The Commonwealth Scientific and Industrial Research Organisation (CSIRO) and skin care company Larissa Bright Australia have developed a sunscreen modelled on the sun protection used by the Great Barrier Reef to protect itself from the sun. Over the last two years CSIRO researchers have been adapting the coral’s sunscreen code so that it is safe enough to use on human skin.

great barrier reef coral squirrelfish
Above: Great Barrier Reef coral has led to the development of a new natural sunscreen.

This natural sunscreen mimics the way that the Barrier Reef protects itself from the harsh Australian sun with UV filters that are resistant to both UVA and UVB rays. Deciphering how the coral protects itself from the sun has taken over 20 years of hard work by the Australian Institute of Marine Science (AIMS). The researchers at AIMS had to interpret how the coral had cleverly protected itself from the sun over millions of years through a process of evolution and adaptation.
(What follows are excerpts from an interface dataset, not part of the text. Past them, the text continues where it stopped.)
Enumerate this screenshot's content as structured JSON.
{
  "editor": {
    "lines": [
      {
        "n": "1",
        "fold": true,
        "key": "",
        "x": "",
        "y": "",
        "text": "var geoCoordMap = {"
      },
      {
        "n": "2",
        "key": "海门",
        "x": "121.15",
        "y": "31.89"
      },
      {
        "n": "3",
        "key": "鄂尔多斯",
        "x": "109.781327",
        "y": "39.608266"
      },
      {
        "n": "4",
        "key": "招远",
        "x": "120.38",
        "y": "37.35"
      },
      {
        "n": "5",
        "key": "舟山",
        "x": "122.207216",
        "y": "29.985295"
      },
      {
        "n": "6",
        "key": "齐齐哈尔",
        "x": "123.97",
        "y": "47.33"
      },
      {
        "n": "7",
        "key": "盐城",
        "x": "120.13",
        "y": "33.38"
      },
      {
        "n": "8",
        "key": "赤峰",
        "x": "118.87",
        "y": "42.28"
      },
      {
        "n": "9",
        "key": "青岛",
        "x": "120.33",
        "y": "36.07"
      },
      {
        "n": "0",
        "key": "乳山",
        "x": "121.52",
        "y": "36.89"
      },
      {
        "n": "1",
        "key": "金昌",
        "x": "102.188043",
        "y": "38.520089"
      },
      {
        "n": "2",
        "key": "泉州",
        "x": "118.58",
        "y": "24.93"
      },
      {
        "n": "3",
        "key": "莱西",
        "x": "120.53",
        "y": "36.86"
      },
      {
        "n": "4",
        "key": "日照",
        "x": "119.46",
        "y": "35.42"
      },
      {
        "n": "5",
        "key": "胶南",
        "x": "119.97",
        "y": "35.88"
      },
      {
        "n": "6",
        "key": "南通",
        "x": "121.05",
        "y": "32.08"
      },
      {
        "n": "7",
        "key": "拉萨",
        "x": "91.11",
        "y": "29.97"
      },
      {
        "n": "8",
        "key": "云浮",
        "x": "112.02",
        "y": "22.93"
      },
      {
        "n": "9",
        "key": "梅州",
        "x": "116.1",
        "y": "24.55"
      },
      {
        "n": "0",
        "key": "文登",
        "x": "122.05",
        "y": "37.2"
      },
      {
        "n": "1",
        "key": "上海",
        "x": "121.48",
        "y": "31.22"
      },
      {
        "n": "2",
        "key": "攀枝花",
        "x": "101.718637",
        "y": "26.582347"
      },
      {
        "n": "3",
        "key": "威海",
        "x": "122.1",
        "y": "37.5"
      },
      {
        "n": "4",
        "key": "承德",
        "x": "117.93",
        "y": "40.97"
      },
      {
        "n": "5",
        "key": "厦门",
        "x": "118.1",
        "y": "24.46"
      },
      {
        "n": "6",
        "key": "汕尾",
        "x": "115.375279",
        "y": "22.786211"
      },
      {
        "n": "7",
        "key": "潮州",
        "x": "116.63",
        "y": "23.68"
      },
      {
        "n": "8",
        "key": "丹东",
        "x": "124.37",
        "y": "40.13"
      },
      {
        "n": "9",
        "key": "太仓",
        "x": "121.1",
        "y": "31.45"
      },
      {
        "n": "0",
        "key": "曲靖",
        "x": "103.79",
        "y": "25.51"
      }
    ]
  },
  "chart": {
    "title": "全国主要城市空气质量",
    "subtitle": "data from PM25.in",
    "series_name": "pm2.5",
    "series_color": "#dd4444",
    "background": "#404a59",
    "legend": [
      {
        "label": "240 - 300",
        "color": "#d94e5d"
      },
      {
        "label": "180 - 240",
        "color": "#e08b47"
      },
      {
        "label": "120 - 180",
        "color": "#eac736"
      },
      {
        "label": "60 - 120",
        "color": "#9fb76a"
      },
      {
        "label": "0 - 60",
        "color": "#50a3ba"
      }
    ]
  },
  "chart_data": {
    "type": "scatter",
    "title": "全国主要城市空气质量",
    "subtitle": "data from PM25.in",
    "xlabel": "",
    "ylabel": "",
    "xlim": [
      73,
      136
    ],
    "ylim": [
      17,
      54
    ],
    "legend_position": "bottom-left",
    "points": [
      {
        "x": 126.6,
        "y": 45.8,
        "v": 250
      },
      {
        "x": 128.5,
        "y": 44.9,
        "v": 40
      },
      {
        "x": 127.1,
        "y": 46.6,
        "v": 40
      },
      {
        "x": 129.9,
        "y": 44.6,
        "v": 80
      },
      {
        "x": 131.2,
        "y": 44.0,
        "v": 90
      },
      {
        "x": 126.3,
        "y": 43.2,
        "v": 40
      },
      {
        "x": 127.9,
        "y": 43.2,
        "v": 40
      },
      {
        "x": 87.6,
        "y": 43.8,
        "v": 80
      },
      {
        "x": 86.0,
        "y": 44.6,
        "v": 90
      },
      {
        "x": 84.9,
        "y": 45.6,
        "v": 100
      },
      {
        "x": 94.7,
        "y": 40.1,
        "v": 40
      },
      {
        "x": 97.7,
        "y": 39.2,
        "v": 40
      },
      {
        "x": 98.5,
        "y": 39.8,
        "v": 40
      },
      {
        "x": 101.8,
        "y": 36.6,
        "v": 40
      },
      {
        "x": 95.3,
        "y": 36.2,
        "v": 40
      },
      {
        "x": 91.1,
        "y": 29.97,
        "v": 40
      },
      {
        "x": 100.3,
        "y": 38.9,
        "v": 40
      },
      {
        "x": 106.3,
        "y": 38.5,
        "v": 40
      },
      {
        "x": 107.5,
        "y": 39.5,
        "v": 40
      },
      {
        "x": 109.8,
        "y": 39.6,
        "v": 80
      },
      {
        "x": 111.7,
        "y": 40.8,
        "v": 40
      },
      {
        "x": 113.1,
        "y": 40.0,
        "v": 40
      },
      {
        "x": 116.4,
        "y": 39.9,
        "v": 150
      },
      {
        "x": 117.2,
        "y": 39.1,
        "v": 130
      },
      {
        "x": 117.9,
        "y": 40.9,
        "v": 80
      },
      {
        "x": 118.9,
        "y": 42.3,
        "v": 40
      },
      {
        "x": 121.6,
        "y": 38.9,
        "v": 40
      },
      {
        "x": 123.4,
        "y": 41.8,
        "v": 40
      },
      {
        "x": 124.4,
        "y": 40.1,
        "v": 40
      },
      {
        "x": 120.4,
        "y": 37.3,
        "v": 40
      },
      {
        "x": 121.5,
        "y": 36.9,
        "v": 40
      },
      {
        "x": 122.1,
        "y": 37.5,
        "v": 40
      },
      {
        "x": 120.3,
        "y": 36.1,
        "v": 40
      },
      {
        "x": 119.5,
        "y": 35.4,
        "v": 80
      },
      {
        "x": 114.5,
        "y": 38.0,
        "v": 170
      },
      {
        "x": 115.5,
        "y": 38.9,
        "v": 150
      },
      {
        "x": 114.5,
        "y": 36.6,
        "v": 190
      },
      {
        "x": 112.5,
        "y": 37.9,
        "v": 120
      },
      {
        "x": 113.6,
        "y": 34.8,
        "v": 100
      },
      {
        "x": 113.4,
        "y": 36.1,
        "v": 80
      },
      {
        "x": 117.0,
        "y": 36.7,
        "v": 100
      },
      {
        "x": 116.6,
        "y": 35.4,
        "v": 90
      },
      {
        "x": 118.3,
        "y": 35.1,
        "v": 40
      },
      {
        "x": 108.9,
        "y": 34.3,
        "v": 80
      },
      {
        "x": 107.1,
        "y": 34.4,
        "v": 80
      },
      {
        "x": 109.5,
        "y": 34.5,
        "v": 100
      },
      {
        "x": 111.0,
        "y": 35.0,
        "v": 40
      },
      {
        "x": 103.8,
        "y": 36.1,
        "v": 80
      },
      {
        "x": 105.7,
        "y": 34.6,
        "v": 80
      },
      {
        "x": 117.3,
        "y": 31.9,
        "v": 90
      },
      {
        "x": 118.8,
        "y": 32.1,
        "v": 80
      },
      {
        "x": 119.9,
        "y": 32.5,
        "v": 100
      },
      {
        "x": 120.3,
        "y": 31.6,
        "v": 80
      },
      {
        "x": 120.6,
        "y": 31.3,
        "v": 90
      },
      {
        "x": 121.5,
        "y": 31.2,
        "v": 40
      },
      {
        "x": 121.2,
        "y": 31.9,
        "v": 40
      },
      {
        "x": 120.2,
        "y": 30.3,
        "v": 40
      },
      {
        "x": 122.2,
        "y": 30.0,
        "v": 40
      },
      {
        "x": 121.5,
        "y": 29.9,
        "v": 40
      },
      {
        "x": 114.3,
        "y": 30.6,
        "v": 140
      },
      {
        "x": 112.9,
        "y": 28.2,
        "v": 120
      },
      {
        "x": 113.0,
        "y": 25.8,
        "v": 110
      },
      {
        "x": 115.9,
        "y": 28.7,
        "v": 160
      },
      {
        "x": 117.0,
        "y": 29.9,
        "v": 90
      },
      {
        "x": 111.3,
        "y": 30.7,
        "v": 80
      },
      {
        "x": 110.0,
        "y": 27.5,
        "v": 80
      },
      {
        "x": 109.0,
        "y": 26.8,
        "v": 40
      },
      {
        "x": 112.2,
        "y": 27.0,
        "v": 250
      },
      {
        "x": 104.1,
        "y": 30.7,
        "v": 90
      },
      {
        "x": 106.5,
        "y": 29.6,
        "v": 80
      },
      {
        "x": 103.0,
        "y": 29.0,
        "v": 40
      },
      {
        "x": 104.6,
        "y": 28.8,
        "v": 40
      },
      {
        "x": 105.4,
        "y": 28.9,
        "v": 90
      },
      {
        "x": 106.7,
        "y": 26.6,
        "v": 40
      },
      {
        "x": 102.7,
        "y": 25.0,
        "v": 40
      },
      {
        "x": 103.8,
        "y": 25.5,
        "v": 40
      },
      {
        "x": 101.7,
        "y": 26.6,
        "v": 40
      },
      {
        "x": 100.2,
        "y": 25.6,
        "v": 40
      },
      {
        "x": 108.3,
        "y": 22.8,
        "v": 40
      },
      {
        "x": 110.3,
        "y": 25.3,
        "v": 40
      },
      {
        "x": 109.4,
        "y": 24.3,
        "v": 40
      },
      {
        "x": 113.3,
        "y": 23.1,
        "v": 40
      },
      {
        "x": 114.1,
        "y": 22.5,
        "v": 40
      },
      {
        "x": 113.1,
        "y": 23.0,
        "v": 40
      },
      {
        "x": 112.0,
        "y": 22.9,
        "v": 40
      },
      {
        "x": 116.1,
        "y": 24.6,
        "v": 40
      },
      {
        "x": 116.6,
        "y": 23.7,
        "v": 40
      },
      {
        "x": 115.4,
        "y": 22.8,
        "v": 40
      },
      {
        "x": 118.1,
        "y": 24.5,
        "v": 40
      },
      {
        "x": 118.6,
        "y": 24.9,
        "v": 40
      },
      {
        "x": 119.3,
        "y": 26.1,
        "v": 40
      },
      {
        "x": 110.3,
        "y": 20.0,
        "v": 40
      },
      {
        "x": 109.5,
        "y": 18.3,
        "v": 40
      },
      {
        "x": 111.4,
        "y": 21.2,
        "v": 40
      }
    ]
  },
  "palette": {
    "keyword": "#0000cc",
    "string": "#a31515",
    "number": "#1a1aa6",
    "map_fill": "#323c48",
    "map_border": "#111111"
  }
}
Larissa Bright the company director and founder of Larissa Bright Australia took this information, found by AIMS, to the CSIRO where they were able to build on this research to create Australia’s first natural sunscreen based on the skills of the corals of The Great Barrier Reef.

larissa bright mark york
Above: Larissa Bright and Dr Mark York are developing a natural sunscreen with the help of Great Barrier Reef corals.

CSIRO Research Scientist Dr. Mark York said, “The molecular make up of the coral’s natural sunscreen filter was quite complex, but the real challenge was modifying it so that it was resistant to both UVA and UVB radiation in one molecule, which is what makes these filters so unique.”

And that’s what Larissa Bright Australia and CSIRO did, they successfully created a molecule that protects from both UVB and UVA radiation based on how the coral reef protects itself from the sun. The filters they then developed from the molecule developed are clear, virtually odorless and stable which makes them easy to be incorporated into any emulsion.

“For the consumer what this means is in a sunscreen lotion you will no longer have to mix 3 or 4 different chemical filters to create a broad spectrum coverage for yourself,” explains Larissa Bright.

These broad-spectrum coral sunscreen filters, or natural sunscreen as we like to say, should be available across the globe within the next 5 years. For more information on this product visit www.larissabright.com.au .

Search Site

Receive our weekly issue free!

* indicates required

Featured Stories

June 24, 2014

The new discipline of plant neurobiology is at last treating our fellow earthlings as intelligent, feeling and communicating beings.
The first collective and concerted effort…

June 24, 2014

Mental Health is an issue that is quite close to me. Growing up in a family where illness such as schizophrenia is a very big part of my loved ones life, means I understand the complications…

Community